I'm not advocating for oversharing, but especially with your executive team, I do believe it's important to be open and honest about your own feelings as well. I remember back in March, prior to letting people from our company go, I cried while talking to our leadership team. I was really upset, and felt horrible about the decision in front of us. And the other leaders within the company went down that emotional journey with me.

Being an effective leader doesn't mean being emotionless.

It means having the capacity for the whole range of emotions, and still being able to make sound, logical decisions for the business.

3. Leaders must create a safe environment where people feel a sense of belonging.

One of the questions we ask in our employee surveys is whether they feel that their manager cares about them.

Personally, I believe everyone finds fulfillment in their work only if they believe the people around them care about them as human beings, first. As a leader, it's then your job to create an environment where people feel this sense of belonging, and know that the hours they spend working toward the company's mission mean more than just earning a paycheck.

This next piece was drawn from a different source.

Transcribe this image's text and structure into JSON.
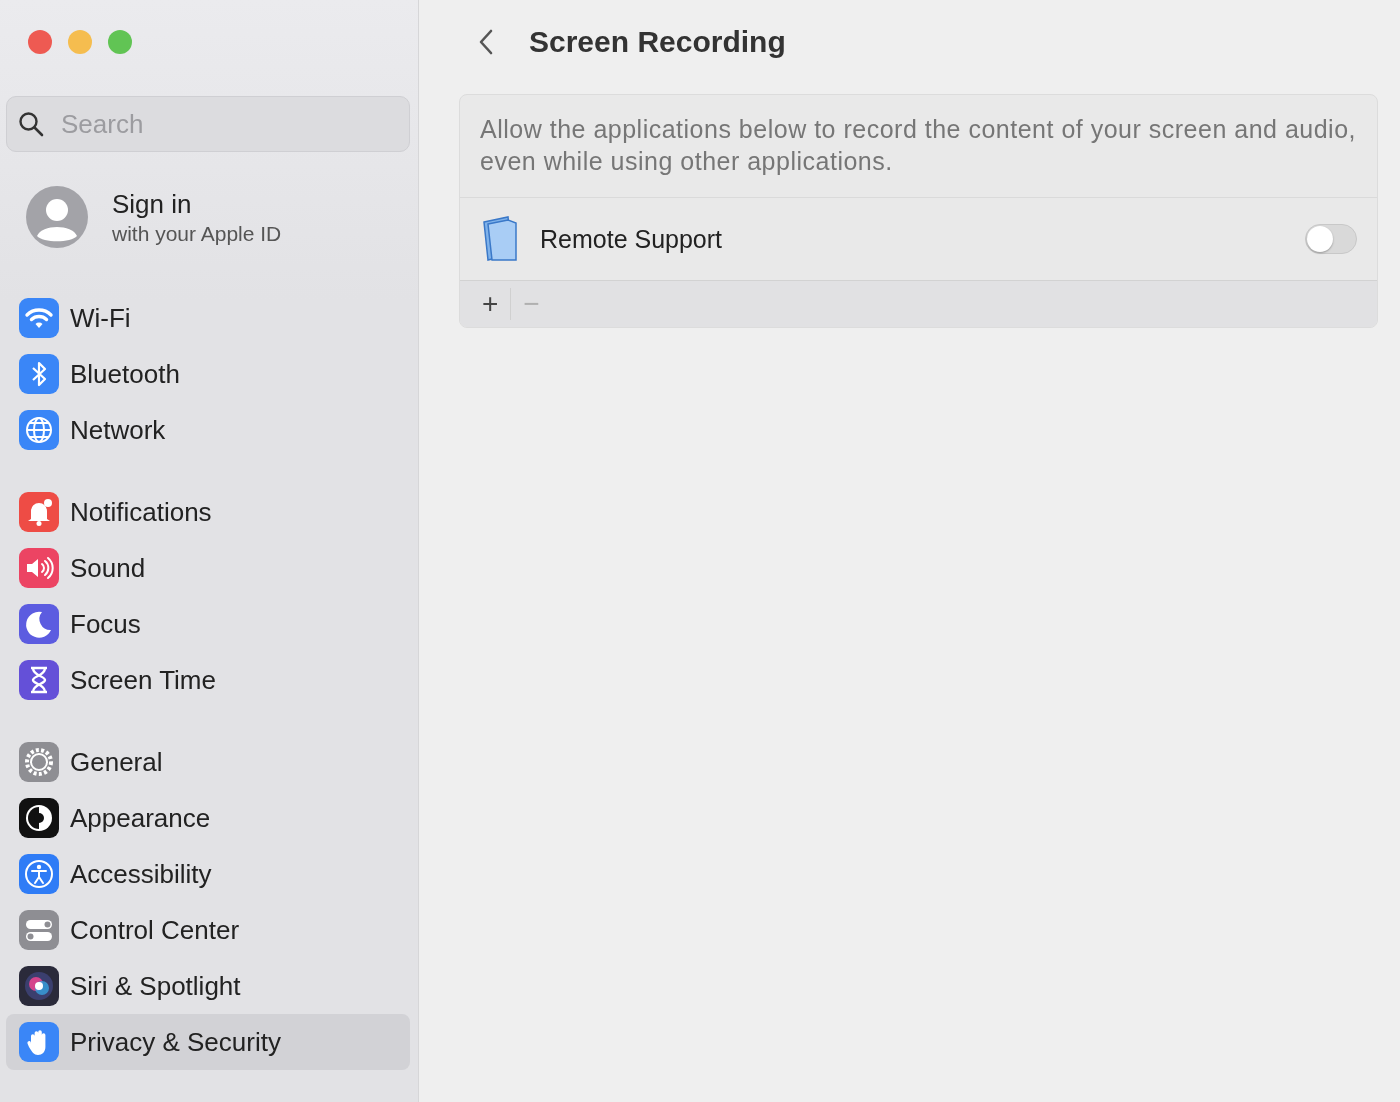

4. Leaders have to solidify their mission--and live it out in the world.

Now more than ever, the mission of a company matters. Customers care about it. Employees care about it. Investors care about it. Everyone wants to know that where they are putting their time, energy, money, and support is behind an organization they believe is impacting the world in some sort of positive way.

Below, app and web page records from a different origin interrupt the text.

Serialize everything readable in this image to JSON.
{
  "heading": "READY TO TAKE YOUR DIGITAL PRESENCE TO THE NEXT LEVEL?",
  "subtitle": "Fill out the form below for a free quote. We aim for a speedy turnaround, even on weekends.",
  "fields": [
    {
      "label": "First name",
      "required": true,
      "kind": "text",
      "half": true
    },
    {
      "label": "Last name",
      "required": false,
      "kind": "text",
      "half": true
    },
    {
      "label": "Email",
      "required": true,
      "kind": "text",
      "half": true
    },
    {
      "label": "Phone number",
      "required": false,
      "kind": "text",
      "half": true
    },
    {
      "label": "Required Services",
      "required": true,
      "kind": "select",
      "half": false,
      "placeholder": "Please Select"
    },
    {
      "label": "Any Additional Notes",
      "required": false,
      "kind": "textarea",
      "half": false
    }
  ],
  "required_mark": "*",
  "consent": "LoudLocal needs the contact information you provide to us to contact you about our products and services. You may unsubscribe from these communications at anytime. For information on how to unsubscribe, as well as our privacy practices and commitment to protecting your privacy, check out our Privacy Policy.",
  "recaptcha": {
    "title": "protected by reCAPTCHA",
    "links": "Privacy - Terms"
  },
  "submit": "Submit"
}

Second, and as more and more social impact campaigns shift the world, how your company's mission fits into these larger narratives of humanity can dramatically change the way people see your brand.

Your mission, and how it ties into current events, is extremely important.

In a world of uncertainty, adaptability is key. It has always been true that leaders must constantly be thinking 10 steps ahead. But during a global crisis like Covid-19, flexibility and being able to make quick, informed decisions is crucial to keeping the business moving forward.

This means making it a regular priority to sit down and run through hypotheticals. 'What would happen to the business if X happened? What would we do if we lost Y? How would we think about the future if we couldn't do Z?'

It's far better to have answers to these types of questions before, rather than during, a difficult time.

The New Leader' S 100-day Action Plan Pdf free. download full

6. Leaders have to remain optimistic about the future, without sugarcoating the present.

Building a company inherently requires some level of optimism. It's very difficult to build something that doesn't exist yet if you're a pessimist.

Once a company is off and running, though, the optimism can't stop. Your team needs it. Your co-captains and fellow leaders need it. Everyone around you needs to feel as though they can see the light at the end of the tunnel, just like you can.

That said, you also have to guard optimism from delusion. Being optimistic can't mean lying to or deceiving those around you--or especially yourself. Instead, it means being brutally honest, while at the same time acknowledging both the good and the bad, the lessons learned, and the growth to come.

100 Day Book

Right now, especially, every leader should be overcommunicating with their teams.

New Leader Onboarding Plan

On the one hand, this means making sure people are receiving the information they need, when they need it. While working remotely, this might require you to do more frequent check-ins with employees or to set reminders to send status updates to key decision makers every day on Slack.

On the flipside, though, effective communication also means leaving room for others to speak up. For example, I held an all-hands recently and ended the meeting by asking, 'Does anyone have any questions?' I let that question hang in the air for 20 or 30 seconds. And it took a while, but eventually someone spoke up and asked a great question. Digitally, creating space for this type of serendipity is crucial--and asks leaders to pause and not be so quick to just end the Zoom meeting and move on to the next thing.